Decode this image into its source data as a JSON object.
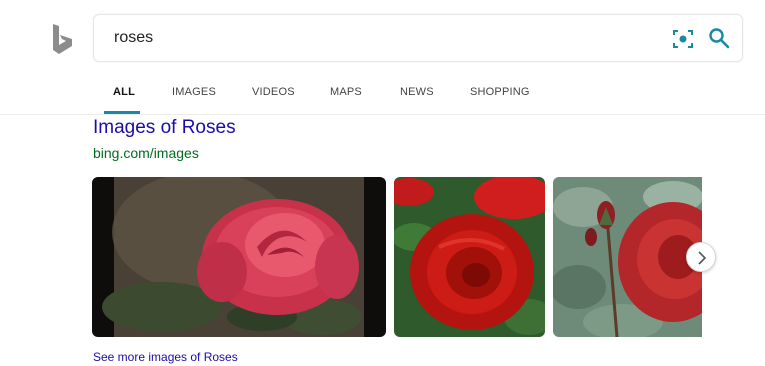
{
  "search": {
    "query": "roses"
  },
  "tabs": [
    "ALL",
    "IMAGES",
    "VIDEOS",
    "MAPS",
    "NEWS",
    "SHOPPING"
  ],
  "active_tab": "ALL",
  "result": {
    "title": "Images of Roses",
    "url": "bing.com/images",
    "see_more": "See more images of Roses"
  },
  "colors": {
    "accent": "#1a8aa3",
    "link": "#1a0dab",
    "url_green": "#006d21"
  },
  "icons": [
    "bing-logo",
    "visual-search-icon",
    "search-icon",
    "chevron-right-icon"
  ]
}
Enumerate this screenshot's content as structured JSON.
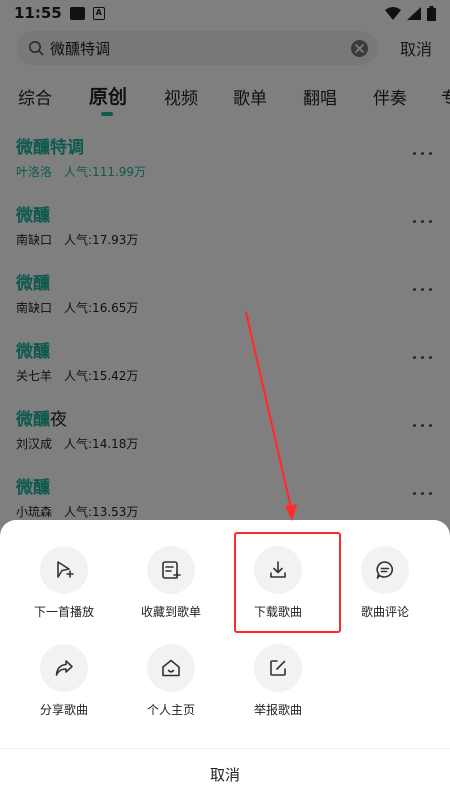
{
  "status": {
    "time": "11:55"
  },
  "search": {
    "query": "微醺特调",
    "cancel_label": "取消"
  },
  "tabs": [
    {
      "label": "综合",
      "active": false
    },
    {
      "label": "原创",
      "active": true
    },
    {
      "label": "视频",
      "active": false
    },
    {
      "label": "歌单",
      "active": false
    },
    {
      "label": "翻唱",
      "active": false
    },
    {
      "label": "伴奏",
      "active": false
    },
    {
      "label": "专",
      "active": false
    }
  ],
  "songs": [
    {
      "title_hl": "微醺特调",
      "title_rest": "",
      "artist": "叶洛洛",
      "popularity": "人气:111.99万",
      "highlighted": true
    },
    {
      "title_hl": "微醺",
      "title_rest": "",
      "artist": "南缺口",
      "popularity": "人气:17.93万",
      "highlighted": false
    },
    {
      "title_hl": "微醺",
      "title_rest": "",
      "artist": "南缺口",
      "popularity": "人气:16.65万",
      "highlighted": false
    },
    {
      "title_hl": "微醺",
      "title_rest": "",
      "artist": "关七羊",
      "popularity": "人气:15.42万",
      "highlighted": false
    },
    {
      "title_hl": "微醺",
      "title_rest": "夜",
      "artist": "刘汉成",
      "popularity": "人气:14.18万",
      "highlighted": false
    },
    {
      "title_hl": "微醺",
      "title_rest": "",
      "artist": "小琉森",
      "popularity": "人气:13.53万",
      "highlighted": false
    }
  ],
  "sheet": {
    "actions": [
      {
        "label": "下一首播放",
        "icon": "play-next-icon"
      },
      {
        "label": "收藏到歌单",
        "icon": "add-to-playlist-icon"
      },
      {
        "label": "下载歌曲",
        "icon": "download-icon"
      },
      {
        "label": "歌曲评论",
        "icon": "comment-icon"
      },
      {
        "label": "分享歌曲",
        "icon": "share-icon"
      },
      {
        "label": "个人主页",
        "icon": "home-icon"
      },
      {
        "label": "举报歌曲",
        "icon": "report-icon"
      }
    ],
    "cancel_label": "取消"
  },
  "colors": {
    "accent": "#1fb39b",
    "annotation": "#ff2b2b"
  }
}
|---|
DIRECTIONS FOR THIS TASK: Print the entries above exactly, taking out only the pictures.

SOLUTION TO THIS PROBLEM:
Decode this image into its source data as a JSON object.
{
  "search": {
    "query": "roses"
  },
  "tabs": [
    "ALL",
    "IMAGES",
    "VIDEOS",
    "MAPS",
    "NEWS",
    "SHOPPING"
  ],
  "active_tab": "ALL",
  "result": {
    "title": "Images of Roses",
    "url": "bing.com/images",
    "see_more": "See more images of Roses"
  },
  "colors": {
    "accent": "#1a8aa3",
    "link": "#1a0dab",
    "url_green": "#006d21"
  },
  "icons": [
    "bing-logo",
    "visual-search-icon",
    "search-icon",
    "chevron-right-icon"
  ]
}
Enumerate this screenshot's content as structured JSON.
{
  "status": {
    "time": "11:55"
  },
  "search": {
    "query": "微醺特调",
    "cancel_label": "取消"
  },
  "tabs": [
    {
      "label": "综合",
      "active": false
    },
    {
      "label": "原创",
      "active": true
    },
    {
      "label": "视频",
      "active": false
    },
    {
      "label": "歌单",
      "active": false
    },
    {
      "label": "翻唱",
      "active": false
    },
    {
      "label": "伴奏",
      "active": false
    },
    {
      "label": "专",
      "active": false
    }
  ],
  "songs": [
    {
      "title_hl": "微醺特调",
      "title_rest": "",
      "artist": "叶洛洛",
      "popularity": "人气:111.99万",
      "highlighted": true
    },
    {
      "title_hl": "微醺",
      "title_rest": "",
      "artist": "南缺口",
      "popularity": "人气:17.93万",
      "highlighted": false
    },
    {
      "title_hl": "微醺",
      "title_rest": "",
      "artist": "南缺口",
      "popularity": "人气:16.65万",
      "highlighted": false
    },
    {
      "title_hl": "微醺",
      "title_rest": "",
      "artist": "关七羊",
      "popularity": "人气:15.42万",
      "highlighted": false
    },
    {
      "title_hl": "微醺",
      "title_rest": "夜",
      "artist": "刘汉成",
      "popularity": "人气:14.18万",
      "highlighted": false
    },
    {
      "title_hl": "微醺",
      "title_rest": "",
      "artist": "小琉森",
      "popularity": "人气:13.53万",
      "highlighted": false
    }
  ],
  "sheet": {
    "actions": [
      {
        "label": "下一首播放",
        "icon": "play-next-icon"
      },
      {
        "label": "收藏到歌单",
        "icon": "add-to-playlist-icon"
      },
      {
        "label": "下载歌曲",
        "icon": "download-icon"
      },
      {
        "label": "歌曲评论",
        "icon": "comment-icon"
      },
      {
        "label": "分享歌曲",
        "icon": "share-icon"
      },
      {
        "label": "个人主页",
        "icon": "home-icon"
      },
      {
        "label": "举报歌曲",
        "icon": "report-icon"
      }
    ],
    "cancel_label": "取消"
  },
  "colors": {
    "accent": "#1fb39b",
    "annotation": "#ff2b2b"
  }
}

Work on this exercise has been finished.